Depends. There is no one medication that is the best. It depends on the individual as everyone reacts differently to medications. Furthermore, it depends on your health history. Advil (ibuprofen) is not recommended if you have a history of stomach ulcers or kidney issues. Consult your md.
See your dentist. Your dentist will determine the cause of the pain.
See your dentist. Your dentist can prescribe medications or remove the wisdom tooth.
See a dentist. Try to avoid taking tylenol (acetaminophen) chronically. This can lead to liver damage. See a dentist and get the problem taken care of asap.
Yes. The roots of the upper back teeth are close or sometimes in the the sinuses. Hence, sinusitis can cause tooth pain in the upper jaw.
Just see the dentist. Please see the dentist asap.
Yes. It can spread down the throat or up to the eye becoming life threatening. See your dentist asap and take care of the problem.
Oral hygiene. There is really no natural way. Brushing, flossing after each meal and following up with the dentist at least every 6 months is required.
No. There are many causes of bad breath. A cavity can be one of those many reasons. See your dentist.
Depends. It depends on the situation. Usually Amoxicillin 500 mg three times a day is prescribed. See your dentist.
Possible.
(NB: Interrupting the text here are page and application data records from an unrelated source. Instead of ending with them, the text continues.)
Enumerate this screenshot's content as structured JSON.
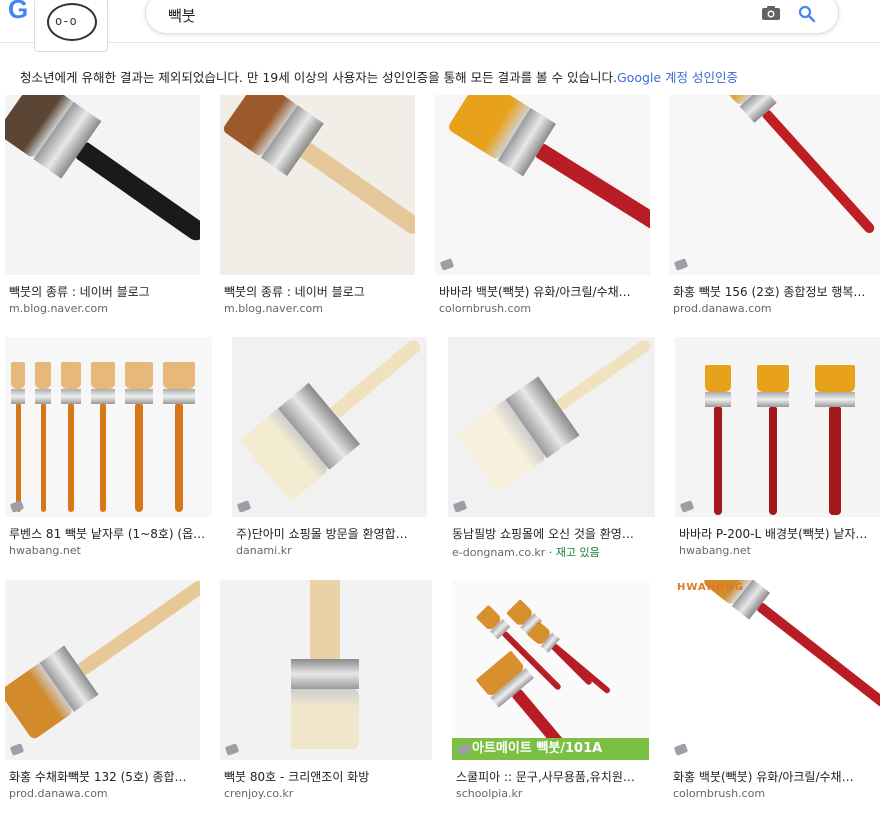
{
  "search": {
    "query": "빽붓",
    "logo": "G"
  },
  "notice": {
    "text": "청소년에게 유해한 결과는 제외되었습니다. 만 19세 이상의 사용자는 성인인증을 통해 모든 결과를 볼 수 있습니다.",
    "link": "Google 계정 성인인증"
  },
  "results": [
    {
      "caption": "빽붓의 종류 : 네이버 블로그",
      "source": "m.blog.naver.com"
    },
    {
      "caption": "빽붓의 종류 : 네이버 블로그",
      "source": "m.blog.naver.com"
    },
    {
      "caption": "바바라 백붓(빽붓) 유화/아크릴/수채…",
      "source": "colornbrush.com"
    },
    {
      "caption": "화홍 빽붓 156 (2호) 종합정보 행복…",
      "source": "prod.danawa.com"
    },
    {
      "caption": "루벤스 81 빽붓 낱자루 (1~8호) (옵…",
      "source": "hwabang.net"
    },
    {
      "caption": "주)단아미 쇼핑몰 방문을 환영합…",
      "source": "danami.kr"
    },
    {
      "caption": "동남필방 쇼핑몰에 오신 것을 환영…",
      "source": "e-dongnam.co.kr",
      "stock": " · 재고 있음"
    },
    {
      "caption": "바바라 P-200-L 배경붓(빽붓) 낱자…",
      "source": "hwabang.net"
    },
    {
      "caption": "화홍 수채화빽붓 132 (5호) 종합…",
      "source": "prod.danawa.com"
    },
    {
      "caption": "빽붓 80호 - 크리앤조이 화방",
      "source": "crenjoy.co.kr"
    },
    {
      "caption": "스쿨피아 :: 문구,사무용품,유치원…",
      "source": "schoolpia.kr"
    },
    {
      "caption": "화홍 백붓(빽붓) 유화/아크릴/수채…",
      "source": "colornbrush.com"
    }
  ],
  "overlays": {
    "schoolpia_banner": "아트메이트 빽붓/101A",
    "hwahong_logo": "HWAHONG"
  }
}
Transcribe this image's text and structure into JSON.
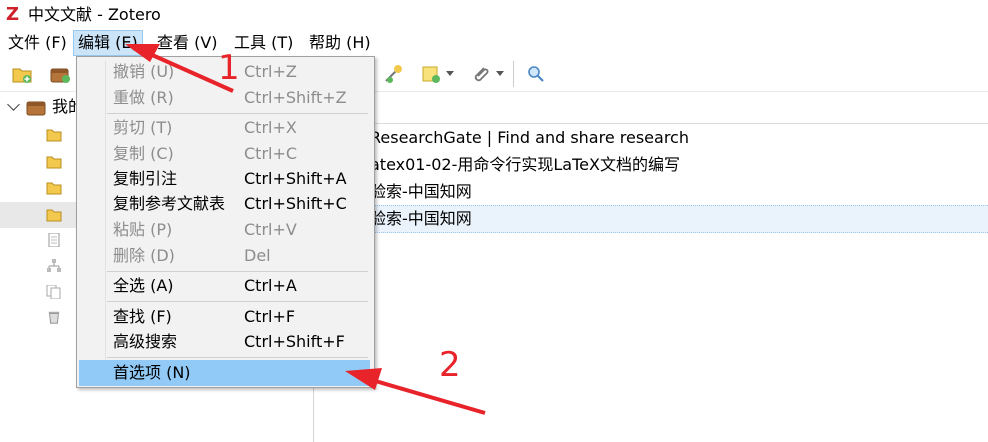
{
  "window": {
    "title": "中文文献 - Zotero"
  },
  "menubar": {
    "items": [
      {
        "label": "文件 (F)"
      },
      {
        "label": "编辑 (E)"
      },
      {
        "label": "查看 (V)"
      },
      {
        "label": "工具 (T)"
      },
      {
        "label": "帮助 (H)"
      }
    ]
  },
  "sidebar": {
    "library_label": "我的"
  },
  "items": {
    "rows": [
      {
        "title": "ResearchGate | Find and share research"
      },
      {
        "title": "atex01-02-用命令行实现LaTeX文档的编写"
      },
      {
        "title": "验索-中国知网"
      },
      {
        "title": "验索-中国知网"
      }
    ]
  },
  "edit_menu": {
    "entries": [
      {
        "label": "撤销 (U)",
        "shortcut": "Ctrl+Z",
        "enabled": false
      },
      {
        "label": "重做 (R)",
        "shortcut": "Ctrl+Shift+Z",
        "enabled": false
      },
      {
        "label": "剪切 (T)",
        "shortcut": "Ctrl+X",
        "enabled": false
      },
      {
        "label": "复制 (C)",
        "shortcut": "Ctrl+C",
        "enabled": false
      },
      {
        "label": "复制引注",
        "shortcut": "Ctrl+Shift+A",
        "enabled": true
      },
      {
        "label": "复制参考文献表",
        "shortcut": "Ctrl+Shift+C",
        "enabled": true
      },
      {
        "label": "粘贴 (P)",
        "shortcut": "Ctrl+V",
        "enabled": false
      },
      {
        "label": "删除 (D)",
        "shortcut": "Del",
        "enabled": false
      },
      {
        "label": "全选 (A)",
        "shortcut": "Ctrl+A",
        "enabled": true
      },
      {
        "label": "查找 (F)",
        "shortcut": "Ctrl+F",
        "enabled": true
      },
      {
        "label": "高级搜索",
        "shortcut": "Ctrl+Shift+F",
        "enabled": true
      },
      {
        "label": "首选项 (N)",
        "shortcut": "",
        "enabled": true,
        "highlighted": true
      }
    ]
  },
  "annotations": {
    "step1": "1",
    "step2": "2",
    "color": "#e8232a"
  },
  "colors": {
    "menu_highlight": "#91c9f7",
    "active_menu": "#cce4f7",
    "brand": "#d0202a"
  }
}
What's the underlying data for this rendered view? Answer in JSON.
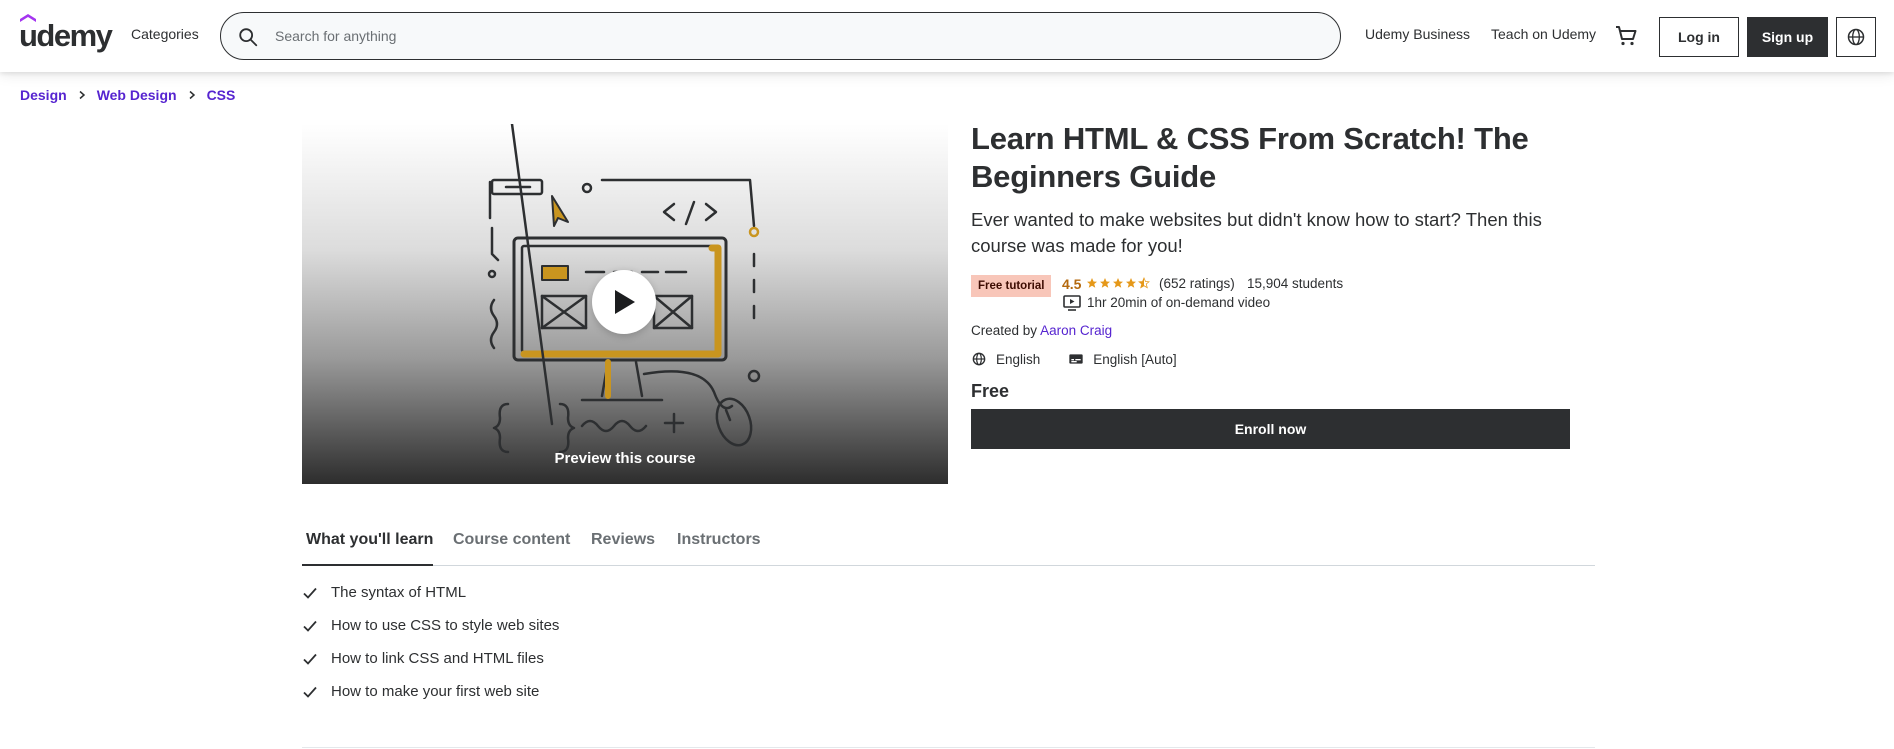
{
  "header": {
    "logo_text": "udemy",
    "categories_label": "Categories",
    "search_placeholder": "Search for anything",
    "udemy_business_label": "Udemy Business",
    "teach_label": "Teach on Udemy",
    "login_label": "Log in",
    "signup_label": "Sign up",
    "icons": [
      "search-icon",
      "cart-icon",
      "globe-icon"
    ]
  },
  "breadcrumb": [
    "Design",
    "Web Design",
    "CSS"
  ],
  "preview": {
    "label": "Preview this course"
  },
  "course": {
    "title": "Learn HTML & CSS From Scratch! The Beginners Guide",
    "subtitle": "Ever wanted to make websites but didn't know how to start? Then this course was made for you!",
    "badge": "Free tutorial",
    "rating": "4.5",
    "stars_value": 4.5,
    "ratings_count": "(652 ratings)",
    "students": "15,904 students",
    "video_length": "1hr 20min of on-demand video",
    "created_by_label": "Created by",
    "instructor": "Aaron Craig",
    "language": "English",
    "captions": "English [Auto]",
    "price": "Free",
    "enroll_label": "Enroll now"
  },
  "tabs": [
    "What you'll learn",
    "Course content",
    "Reviews",
    "Instructors"
  ],
  "learn_items": [
    "The syntax of HTML",
    "How to use CSS to style web sites",
    "How to link CSS and HTML files",
    "How to make your first web site"
  ],
  "colors": {
    "brand_purple": "#5624d0",
    "dark": "#2d2f31",
    "rating_orange": "#b4690e",
    "badge_bg": "#f8c6b9",
    "star": "#e59819"
  }
}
Dry socket usually occurs 2-3 days after the extraction. That doesn't mean you can't get a dry socket 4-5 days after the tooth is removed. Every patient is different. If you have any concerns, see the doctor that extracted the tooth.
Not recommended. If you so do, you are not treating the cause. See a dentist.
Not necessarily. Some dental infections develop slowly and do not show symptoms until they become acute. I see this all the time. See your dentist for a clinical exam and x-rays which together can determine whether or not you have a chronic or acute infection or some other dental problem... Or perhaps nothing at all.
Possibly. Sometimes a dental abscess will have no symptoms. Your dentist, with a clinical exam and a radiograph, coupled with years of experience, can tell for sure.
Dental abscess. A tooth abscess won't go away without treatment and the infection may spread to your jaw, cheeks, sinus and to other areas of your head and neck. A dental abscess is a collection of pus that forms in your teeth or gums as a result of a bacterial infection. Dentist will treat a tooth abscess by draining it and getting rid of the infection. See your dentist asap.